“Parks are powerful.”
Have you ever thought about parks in that way?
Cari Davis of the Colorado Springs Health Foundation made that remark as we celebrated improvements to Memorial Park. The foundation has invested $926,000 making the community park healthier and more accessible with improved walkways and fitness stations. It’s worth a stroll around Prospect Lake to see the improvements and try out the nine fitness stations circling the lake.
Powerful tools for health and powerful tools to build community. The Patty Jewett neighborhood is coming together to improve a little park adjacent to the Shooks Run Trail. They plan to call it Patty Jewett Junction, a nod to the railroad that once ran through their neighborhood. The new park will cost $200,000. They’ve already raised more than $37,000 from just 15 donors.
If you attended the latest “porchfest” in Patty Jewett, it’s clear people living in that area take great pride in their neighborhood and have a fierce loyalty to it. I have no doubt they will raise more money and build their park. Sadly, we have ailing parks in our community without organized constituencies. Antlers and Thorndale Parks are two examples, but they also could see improvements depending on the fate of Issue 2B this November.
Voters will have the opportunity to forgo a $31 utilities credit and allow the city to invest $7 million in park projects. Antlers and Thorndale are on the list of nine parks and four trails that would receive funding for improvements if enough people vote yes on 2B.
Nearly 150 years ago, a railroad man with a grand vision bought a large piece of property and began methodically covering it with trees and parks. He too believed parks were powerful. That’s why Gen. William Jackson Palmer donated so many acres of land to be turned into parks we now enjoy — Acacia, Antlers, Alamo, North Cheyenne Canon, Monument Valley and, of course, Palmer.

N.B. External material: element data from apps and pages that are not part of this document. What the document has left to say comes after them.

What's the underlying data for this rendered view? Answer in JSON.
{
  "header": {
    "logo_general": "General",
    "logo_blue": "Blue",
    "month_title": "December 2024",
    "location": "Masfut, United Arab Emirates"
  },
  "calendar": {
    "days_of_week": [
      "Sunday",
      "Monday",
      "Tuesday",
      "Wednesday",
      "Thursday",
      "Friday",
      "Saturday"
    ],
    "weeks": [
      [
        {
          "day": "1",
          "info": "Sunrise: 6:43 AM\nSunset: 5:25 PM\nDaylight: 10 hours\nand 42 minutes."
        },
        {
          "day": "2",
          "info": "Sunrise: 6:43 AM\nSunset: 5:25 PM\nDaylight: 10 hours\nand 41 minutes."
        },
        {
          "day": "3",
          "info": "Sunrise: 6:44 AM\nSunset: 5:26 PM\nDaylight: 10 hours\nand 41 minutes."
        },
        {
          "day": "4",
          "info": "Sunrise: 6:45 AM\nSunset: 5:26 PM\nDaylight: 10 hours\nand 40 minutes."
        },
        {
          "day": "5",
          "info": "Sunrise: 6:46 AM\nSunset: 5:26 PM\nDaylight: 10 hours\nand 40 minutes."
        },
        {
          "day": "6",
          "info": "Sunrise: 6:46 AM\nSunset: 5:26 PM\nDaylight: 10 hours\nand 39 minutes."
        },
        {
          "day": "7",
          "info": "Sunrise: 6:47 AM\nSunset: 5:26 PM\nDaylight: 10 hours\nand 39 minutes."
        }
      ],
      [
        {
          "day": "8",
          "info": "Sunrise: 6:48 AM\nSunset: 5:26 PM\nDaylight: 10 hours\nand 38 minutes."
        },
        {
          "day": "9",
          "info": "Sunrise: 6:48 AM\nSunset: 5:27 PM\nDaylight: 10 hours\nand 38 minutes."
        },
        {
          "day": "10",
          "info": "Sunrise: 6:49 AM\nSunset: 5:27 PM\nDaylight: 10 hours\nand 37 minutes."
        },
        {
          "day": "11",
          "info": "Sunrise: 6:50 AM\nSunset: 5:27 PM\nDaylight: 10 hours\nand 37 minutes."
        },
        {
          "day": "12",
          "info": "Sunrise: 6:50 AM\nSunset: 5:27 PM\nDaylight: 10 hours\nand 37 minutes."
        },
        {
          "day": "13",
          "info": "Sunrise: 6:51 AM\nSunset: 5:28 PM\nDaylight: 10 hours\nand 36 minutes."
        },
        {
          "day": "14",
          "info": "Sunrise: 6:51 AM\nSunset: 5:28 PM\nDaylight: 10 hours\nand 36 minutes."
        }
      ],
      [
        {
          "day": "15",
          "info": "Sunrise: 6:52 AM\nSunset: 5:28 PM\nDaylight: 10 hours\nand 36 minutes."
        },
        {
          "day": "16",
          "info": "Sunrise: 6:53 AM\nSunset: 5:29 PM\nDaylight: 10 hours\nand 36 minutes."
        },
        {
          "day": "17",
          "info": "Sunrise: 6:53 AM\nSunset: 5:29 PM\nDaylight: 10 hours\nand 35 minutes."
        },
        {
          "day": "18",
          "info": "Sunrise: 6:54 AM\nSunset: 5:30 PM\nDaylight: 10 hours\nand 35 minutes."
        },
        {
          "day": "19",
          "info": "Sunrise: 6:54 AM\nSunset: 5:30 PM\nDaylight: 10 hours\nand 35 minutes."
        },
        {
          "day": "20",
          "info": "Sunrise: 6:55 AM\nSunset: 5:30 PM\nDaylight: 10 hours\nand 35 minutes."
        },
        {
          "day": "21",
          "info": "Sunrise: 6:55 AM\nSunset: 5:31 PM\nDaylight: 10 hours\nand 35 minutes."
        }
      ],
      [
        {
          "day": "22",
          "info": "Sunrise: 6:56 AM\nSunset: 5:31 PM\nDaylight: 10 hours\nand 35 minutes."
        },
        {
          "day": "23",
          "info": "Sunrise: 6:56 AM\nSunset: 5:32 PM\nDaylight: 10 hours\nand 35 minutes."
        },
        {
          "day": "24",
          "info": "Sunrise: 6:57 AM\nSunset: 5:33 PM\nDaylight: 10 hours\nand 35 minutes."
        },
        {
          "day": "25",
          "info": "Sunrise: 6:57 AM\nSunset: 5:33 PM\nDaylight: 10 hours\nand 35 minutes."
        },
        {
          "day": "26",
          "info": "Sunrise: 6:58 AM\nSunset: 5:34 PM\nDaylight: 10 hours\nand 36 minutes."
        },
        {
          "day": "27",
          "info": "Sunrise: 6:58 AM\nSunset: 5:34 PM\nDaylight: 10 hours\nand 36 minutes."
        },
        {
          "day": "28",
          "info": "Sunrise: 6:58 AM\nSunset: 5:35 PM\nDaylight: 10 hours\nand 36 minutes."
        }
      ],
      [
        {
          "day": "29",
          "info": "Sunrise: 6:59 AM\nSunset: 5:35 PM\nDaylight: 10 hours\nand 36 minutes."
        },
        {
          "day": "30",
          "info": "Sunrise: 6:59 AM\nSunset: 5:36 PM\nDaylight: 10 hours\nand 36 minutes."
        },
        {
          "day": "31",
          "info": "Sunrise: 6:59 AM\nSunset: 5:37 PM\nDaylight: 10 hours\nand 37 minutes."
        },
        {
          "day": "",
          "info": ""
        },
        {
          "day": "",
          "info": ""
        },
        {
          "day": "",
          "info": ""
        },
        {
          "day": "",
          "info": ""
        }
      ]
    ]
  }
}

Imagine having the ability and the will to make that kind of a contribution. Fortunately, his legacy lives on in local foundations, philanthropists and small but mighty neighborhood groups committed to improving our city —one park at a time.
Davies is executive director of Trails and Open Space Coalition.